Incidentally, Chakravarty had worked in a circus for a while before stepping into cinema and that is probably where he acquired the immense strength and capacity to exploit his body to produce various kinds of expressions.

Chakravarty could do justice to the quote, 'Get a laugh but don’t be too ridiculous.' As the mess manager in Sare Chuattar or the head of a rural family or a servant, he could make the audience laugh to its heart’s content without turning into a clown himself.

“Chakravarty was the master of the aesthetic theory of distanced detachment — he could be an astonishing actor without getting entirely involved in the character, from a distance,” explained Mukhopadhyay.

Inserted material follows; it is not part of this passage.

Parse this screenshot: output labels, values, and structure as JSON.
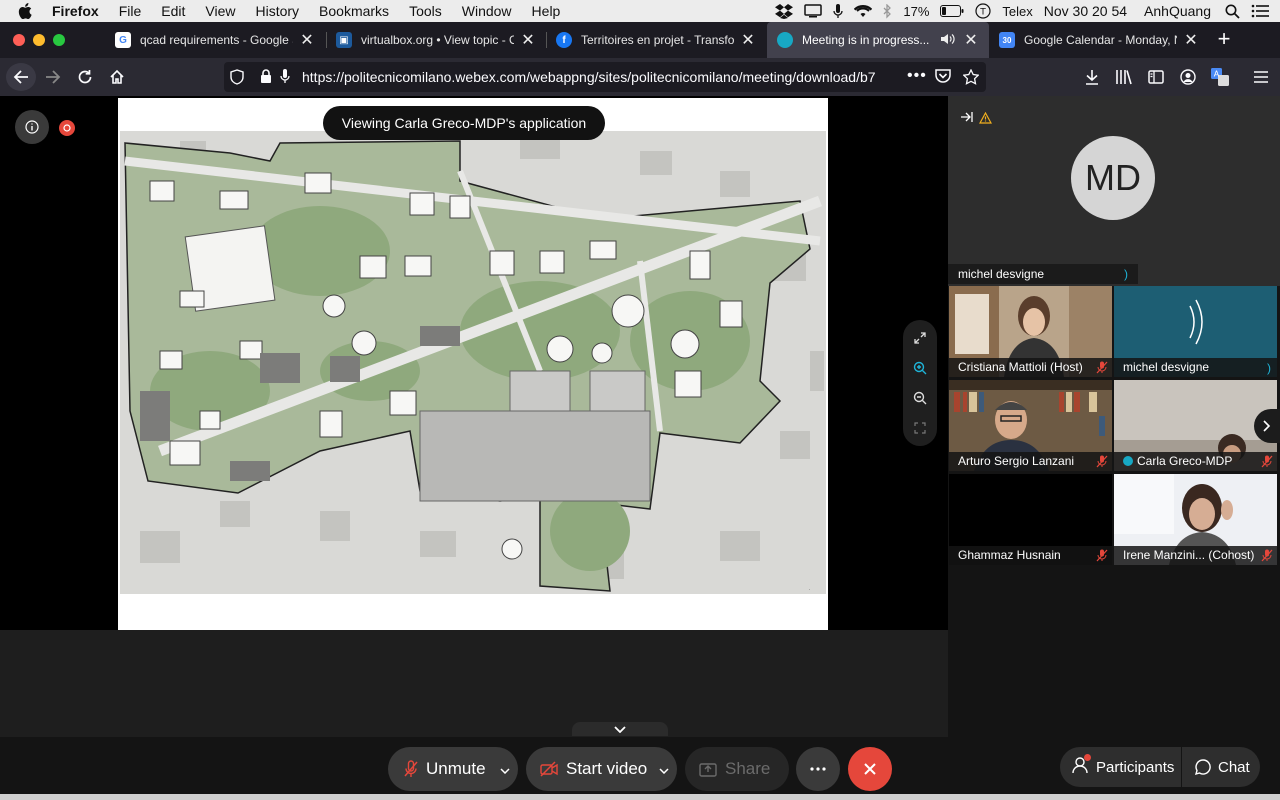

Born in 1899, Tulsi Chakravarty was raised at his paternal uncle’s place, for his father was in a transferable job. Young Tulsi would go to deliver the tiffin to his uncle in a red-light area of Calcutta. He developed his early fascination for acting from seeing the prostitutes and courtesans dancing and singing.

One day he ran away from his uncle’s place and joined Bose’s Circus but could not continue there for long. Returning to the city, he made his debut in New Theatres with Pramankur Atorthy’s film Punarjanma (1932). He had also extensively toured many parts of the country and was fluent in Hindi and Urdu and could deliver dialogues in those languages apart from Bengali, which contributed to his popularity.

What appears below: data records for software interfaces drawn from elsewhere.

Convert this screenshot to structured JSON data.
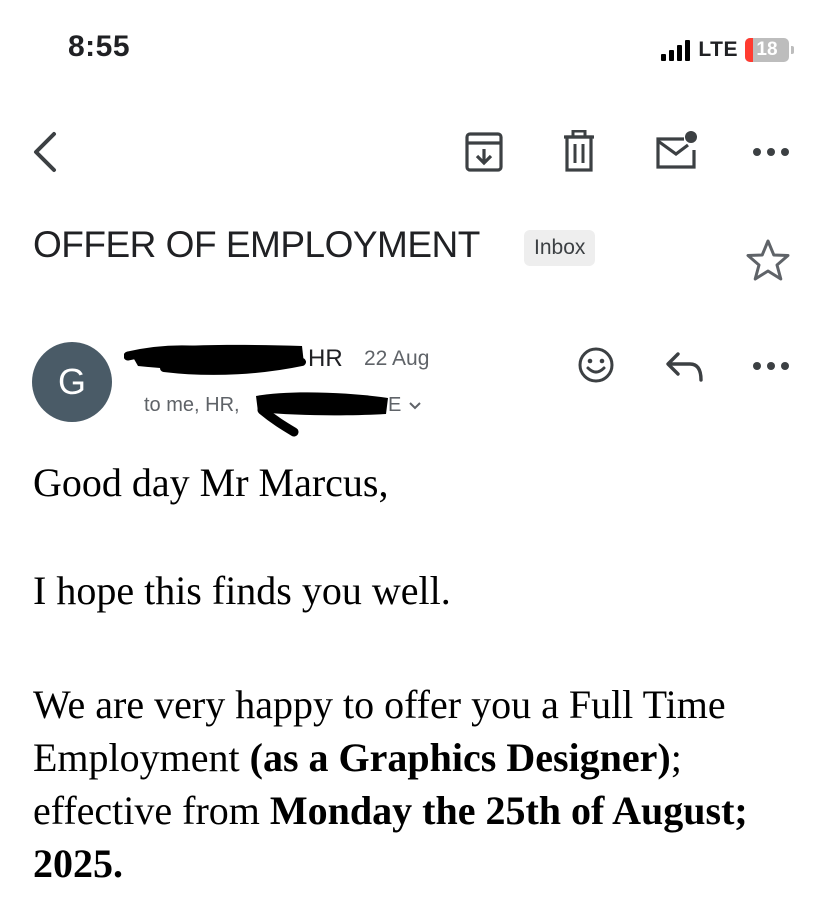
{
  "status_bar": {
    "time": "8:55",
    "network": "LTE",
    "battery": "18"
  },
  "toolbar": {
    "back_icon": "chevron-left-icon",
    "archive_icon": "archive-icon",
    "delete_icon": "trash-icon",
    "mark_unread_icon": "mail-unread-icon",
    "more_icon": "more-horizontal-icon"
  },
  "email": {
    "subject": "OFFER OF EMPLOYMENT",
    "label": "Inbox",
    "sender": {
      "avatar_letter": "G",
      "name_suffix": "HR",
      "date": "22 Aug",
      "recipients": "to me, HR,",
      "recipients_tail": "E"
    },
    "body": {
      "greeting": "Good day Mr Marcus,",
      "line2": "I hope this finds you well.",
      "p3_a": "We are very happy to offer you a Full Time Employment ",
      "p3_b": "(as a Graphics Designer)",
      "p3_c": "; effective from ",
      "p3_d": "Monday the 25th of August; 2025."
    }
  },
  "colors": {
    "avatar_bg": "#4a5b67",
    "battery_low": "#ff3b30",
    "chip_bg": "#eeeeee"
  }
}
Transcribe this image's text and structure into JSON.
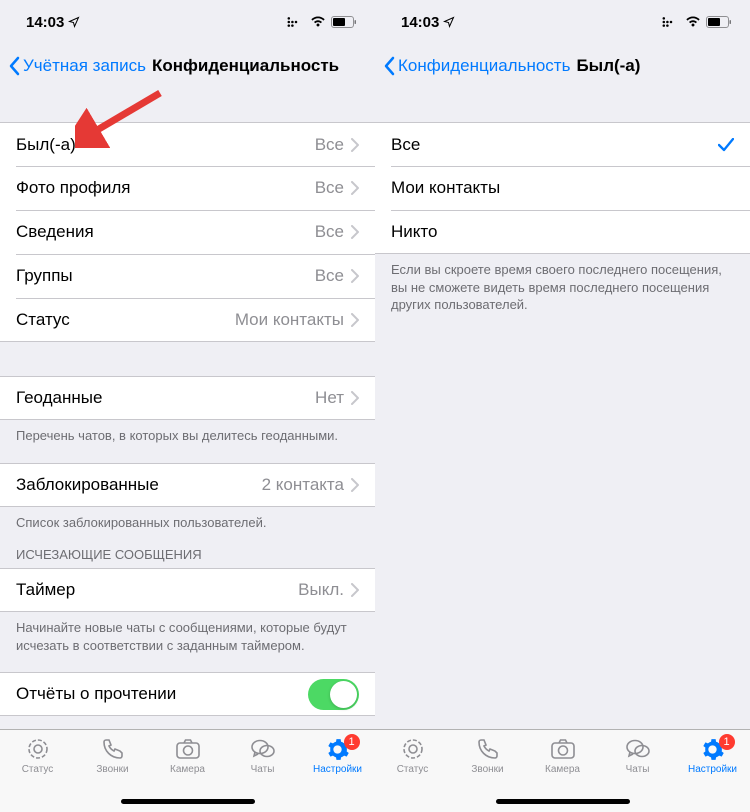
{
  "statusbar": {
    "time": "14:03"
  },
  "left": {
    "nav": {
      "back": "Учётная запись",
      "title": "Конфиденциальность"
    },
    "group1": [
      {
        "label": "Был(-а)",
        "value": "Все"
      },
      {
        "label": "Фото профиля",
        "value": "Все"
      },
      {
        "label": "Сведения",
        "value": "Все"
      },
      {
        "label": "Группы",
        "value": "Все"
      },
      {
        "label": "Статус",
        "value": "Мои контакты"
      }
    ],
    "geo": {
      "label": "Геоданные",
      "value": "Нет",
      "footer": "Перечень чатов, в которых вы делитесь геоданными."
    },
    "blocked": {
      "label": "Заблокированные",
      "value": "2 контакта",
      "footer": "Список заблокированных пользователей."
    },
    "disappearing": {
      "header": "ИСЧЕЗАЮЩИЕ СООБЩЕНИЯ",
      "label": "Таймер",
      "value": "Выкл.",
      "footer": "Начинайте новые чаты с сообщениями, которые будут исчезать в соответствии с заданным таймером."
    },
    "readreceipts": {
      "label": "Отчёты о прочтении"
    }
  },
  "right": {
    "nav": {
      "back": "Конфиденциальность",
      "title": "Был(-а)"
    },
    "options": [
      {
        "label": "Все",
        "selected": true
      },
      {
        "label": "Мои контакты",
        "selected": false
      },
      {
        "label": "Никто",
        "selected": false
      }
    ],
    "footer": "Если вы скроете время своего последнего посещения, вы не сможете видеть время последнего посещения других пользователей."
  },
  "tabs": {
    "status": "Статус",
    "calls": "Звонки",
    "camera": "Камера",
    "chats": "Чаты",
    "settings": "Настройки",
    "badge": "1"
  }
}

“Chakravarty was fantastic in portraying the quintessential Bengali husband, who talks big but turns timid in front of his wife, in Hemchandra Chunder’s Manmoyee Girls' School (1958)," said the scholar. "In films such as Chawa Pawa (1958), his contribution lies in those sequences where he did not have many dialogues to deliver but had to act with his body, muscles and gestures, a style of acting that was the forte of artistes in the silent era but is hardly visible these days.”

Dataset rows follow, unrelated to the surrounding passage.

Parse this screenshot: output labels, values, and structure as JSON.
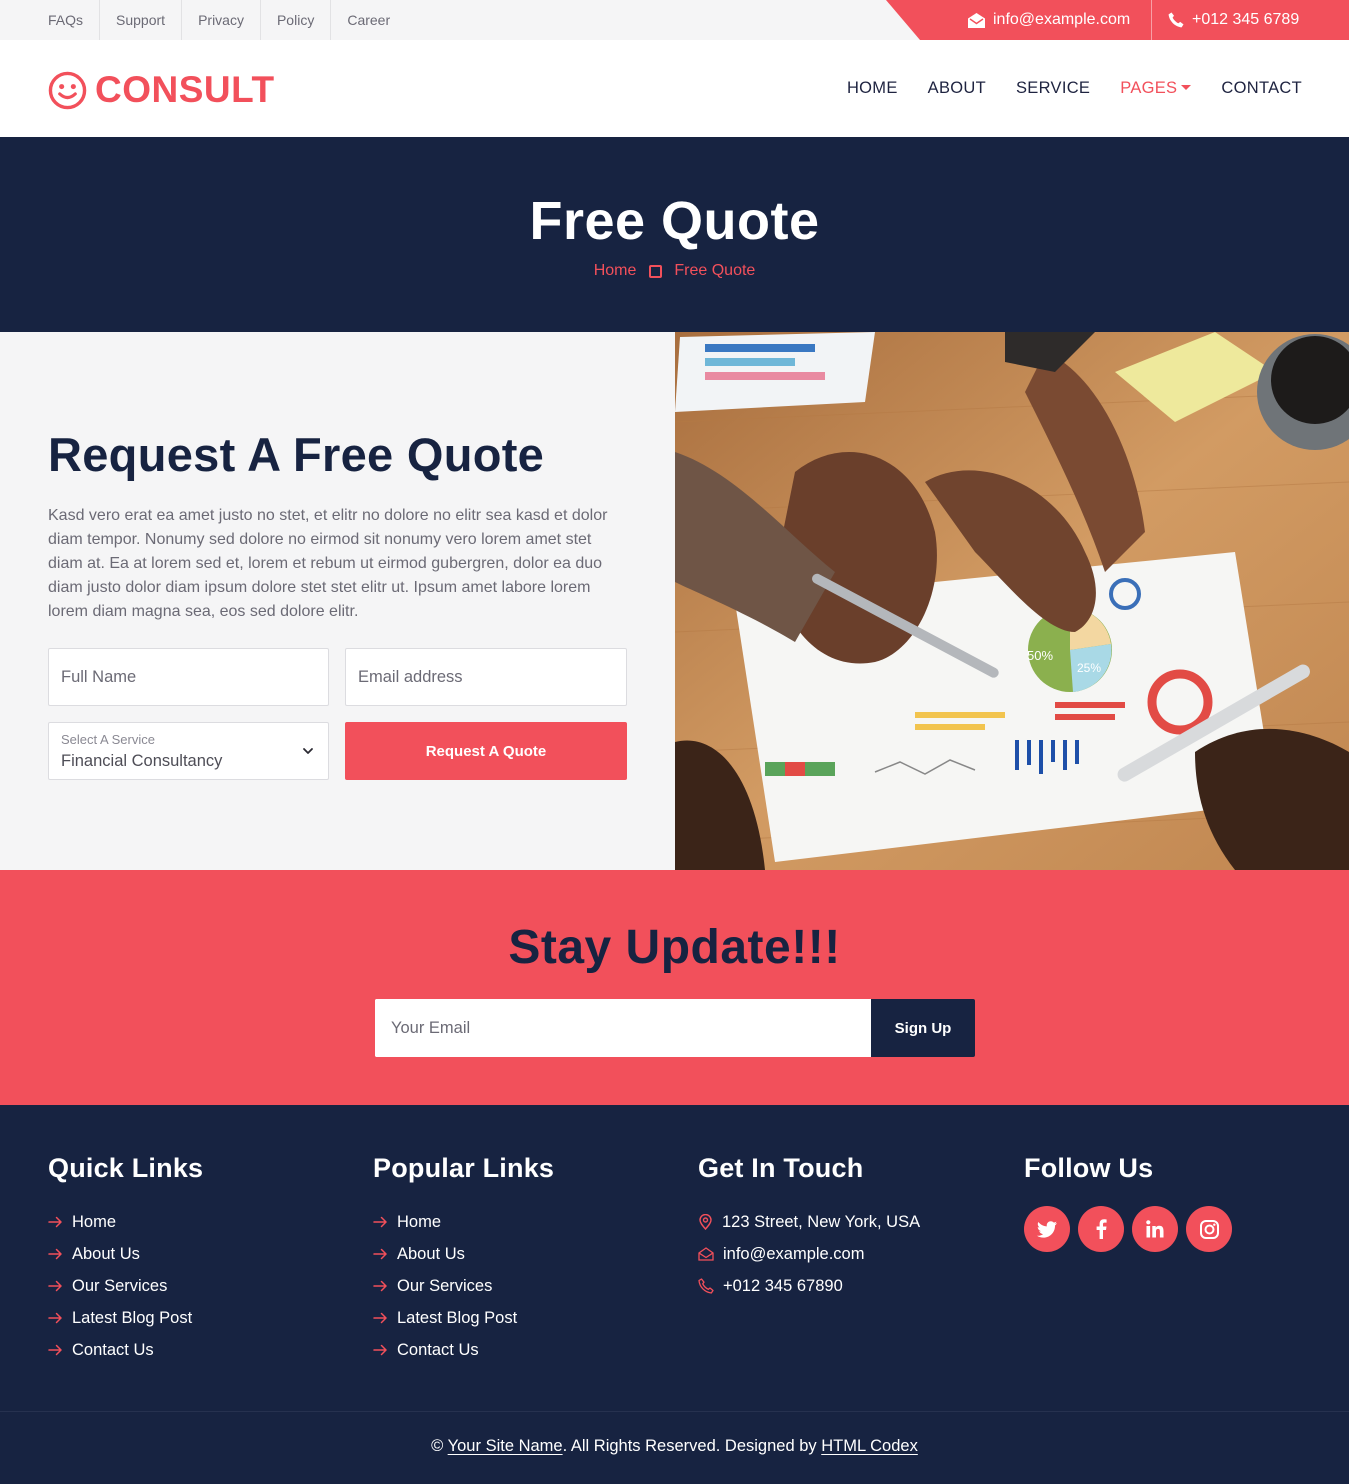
{
  "topbar": {
    "links": [
      "FAQs",
      "Support",
      "Privacy",
      "Policy",
      "Career"
    ],
    "email": "info@example.com",
    "phone": "+012 345 6789"
  },
  "nav": {
    "brand": "CONSULT",
    "items": [
      "HOME",
      "ABOUT",
      "SERVICE",
      "PAGES",
      "CONTACT"
    ],
    "active_item": "PAGES"
  },
  "hero": {
    "title": "Free Quote",
    "breadcrumb": [
      "Home",
      "Free Quote"
    ]
  },
  "quote": {
    "title": "Request A Free Quote",
    "text": "Kasd vero erat ea amet justo no stet, et elitr no dolore no elitr sea kasd et dolor diam tempor. Nonumy sed dolore no eirmod sit nonumy vero lorem amet stet diam at. Ea at lorem sed et, lorem et rebum ut eirmod gubergren, dolor ea duo diam justo dolor diam ipsum dolore stet stet elitr ut. Ipsum amet labore lorem lorem diam magna sea, eos sed dolore elitr.",
    "name_placeholder": "Full Name",
    "email_placeholder": "Email address",
    "select_label": "Select A Service",
    "select_value": "Financial Consultancy",
    "button": "Request A Quote",
    "image_chart_labels": [
      "50%",
      "25%"
    ]
  },
  "newsletter": {
    "title": "Stay Update!!!",
    "placeholder": "Your Email",
    "button": "Sign Up"
  },
  "footer": {
    "quick_links": {
      "title": "Quick Links",
      "items": [
        "Home",
        "About Us",
        "Our Services",
        "Latest Blog Post",
        "Contact Us"
      ]
    },
    "popular_links": {
      "title": "Popular Links",
      "items": [
        "Home",
        "About Us",
        "Our Services",
        "Latest Blog Post",
        "Contact Us"
      ]
    },
    "contact": {
      "title": "Get In Touch",
      "address": "123 Street, New York, USA",
      "email": "info@example.com",
      "phone": "+012 345 67890"
    },
    "follow": {
      "title": "Follow Us",
      "networks": [
        "twitter-icon",
        "facebook-icon",
        "linkedin-icon",
        "instagram-icon"
      ]
    },
    "copyright": {
      "symbol": "©",
      "site": "Your Site Name",
      "rights": ". All Rights Reserved. Designed by",
      "designer": "HTML Codex"
    }
  },
  "colors": {
    "accent": "#f2505b",
    "dark": "#172341",
    "light_bg": "#f5f5f6"
  }
}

Like many other comic actors, Chakravarty played the role of a social sink in that period of political and social uncertainty, when the idea of independence was turning out to be quite delusional and speeches made by political leaders appeared to be superficial.

“He could create that space of warmth and relief to look at the problems of life from a distance," said the former professor. "For example, when we laugh while watching Chakravarty marrying a lady of old age in Sare Chuattar, we secretly wish for that climax. We cannot forget those precious moments in which he suddenly starts scratching his back with his sacred thread in the midst of a quarrel in Sare Chuattar, or wakes up from deep sleep beside a truck driver in Bimal Roy’s Anjangarh (1948).”

Generally comedy films imply worthlessness, but Tulsi Chakravarty’s contribution was to convey social messages through laughter and comic sequences, Mukhopadhyay said. In that, the late actor was distinguished from all his contemporary comic artistes and could be compared with international comedy legends.